India Inches Towards Banning "Zero Rating"
Though action has not yet been taken, it is starting to look as if Indian Internet regulators will eventually put an end to “zero rated apps” that have proven effective ways of introducing non-Internet users to the benefits of using the Internet.
So here we have an issue of “good things” in conflict. One is the notion that innovation is promoted when every app has an “equal chance” of being discovered and used (even if, in practice, that rarely is true, or possible).
The other good thing is the ability to provide people access to useful apps without those people having to pay.
And it appears one or the other of those good things will not be lawful, eventually.
Should such a framework remain in place for a long time, more new apps are going to move away from “Internet” delivery, though. Some apps work better when quality of service measures are available. And some apps might have life-threatening consequences if absolute low latency or bandwidth is unavailable.

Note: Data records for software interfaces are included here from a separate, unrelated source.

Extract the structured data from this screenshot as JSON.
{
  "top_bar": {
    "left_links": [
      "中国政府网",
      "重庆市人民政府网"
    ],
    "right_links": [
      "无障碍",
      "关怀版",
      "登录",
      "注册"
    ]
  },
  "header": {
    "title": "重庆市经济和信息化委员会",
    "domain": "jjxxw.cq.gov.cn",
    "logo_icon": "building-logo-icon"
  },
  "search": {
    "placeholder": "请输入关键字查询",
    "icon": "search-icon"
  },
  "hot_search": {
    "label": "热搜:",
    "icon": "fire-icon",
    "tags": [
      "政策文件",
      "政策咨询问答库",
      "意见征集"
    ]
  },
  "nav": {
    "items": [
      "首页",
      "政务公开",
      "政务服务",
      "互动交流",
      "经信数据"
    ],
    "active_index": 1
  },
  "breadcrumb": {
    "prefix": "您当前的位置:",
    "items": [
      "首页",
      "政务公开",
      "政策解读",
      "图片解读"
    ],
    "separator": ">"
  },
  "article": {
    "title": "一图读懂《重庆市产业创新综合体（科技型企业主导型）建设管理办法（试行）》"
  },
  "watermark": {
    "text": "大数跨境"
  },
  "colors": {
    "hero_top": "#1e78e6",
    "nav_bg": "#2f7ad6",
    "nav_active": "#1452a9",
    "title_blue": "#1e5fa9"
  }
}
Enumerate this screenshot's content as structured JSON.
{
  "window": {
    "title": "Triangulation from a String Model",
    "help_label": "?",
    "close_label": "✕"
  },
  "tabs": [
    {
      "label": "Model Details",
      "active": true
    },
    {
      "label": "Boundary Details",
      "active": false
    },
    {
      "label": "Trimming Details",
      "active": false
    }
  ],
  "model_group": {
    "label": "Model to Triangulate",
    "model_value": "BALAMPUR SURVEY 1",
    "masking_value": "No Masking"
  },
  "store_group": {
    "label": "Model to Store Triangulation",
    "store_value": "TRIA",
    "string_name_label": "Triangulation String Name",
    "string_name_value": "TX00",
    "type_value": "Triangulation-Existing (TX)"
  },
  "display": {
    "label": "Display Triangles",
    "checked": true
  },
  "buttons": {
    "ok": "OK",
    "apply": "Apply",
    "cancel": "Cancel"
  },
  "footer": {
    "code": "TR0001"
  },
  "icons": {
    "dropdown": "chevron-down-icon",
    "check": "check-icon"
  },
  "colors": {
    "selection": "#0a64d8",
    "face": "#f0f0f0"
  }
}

Such apps will move away from the public Internet and into “walled gardens.” That might be useful, in some instances. Medical apps, driverless cars and other automated processes arguably would benefit from higher performance guarantees than can lawfully be provided using the consumer Internet.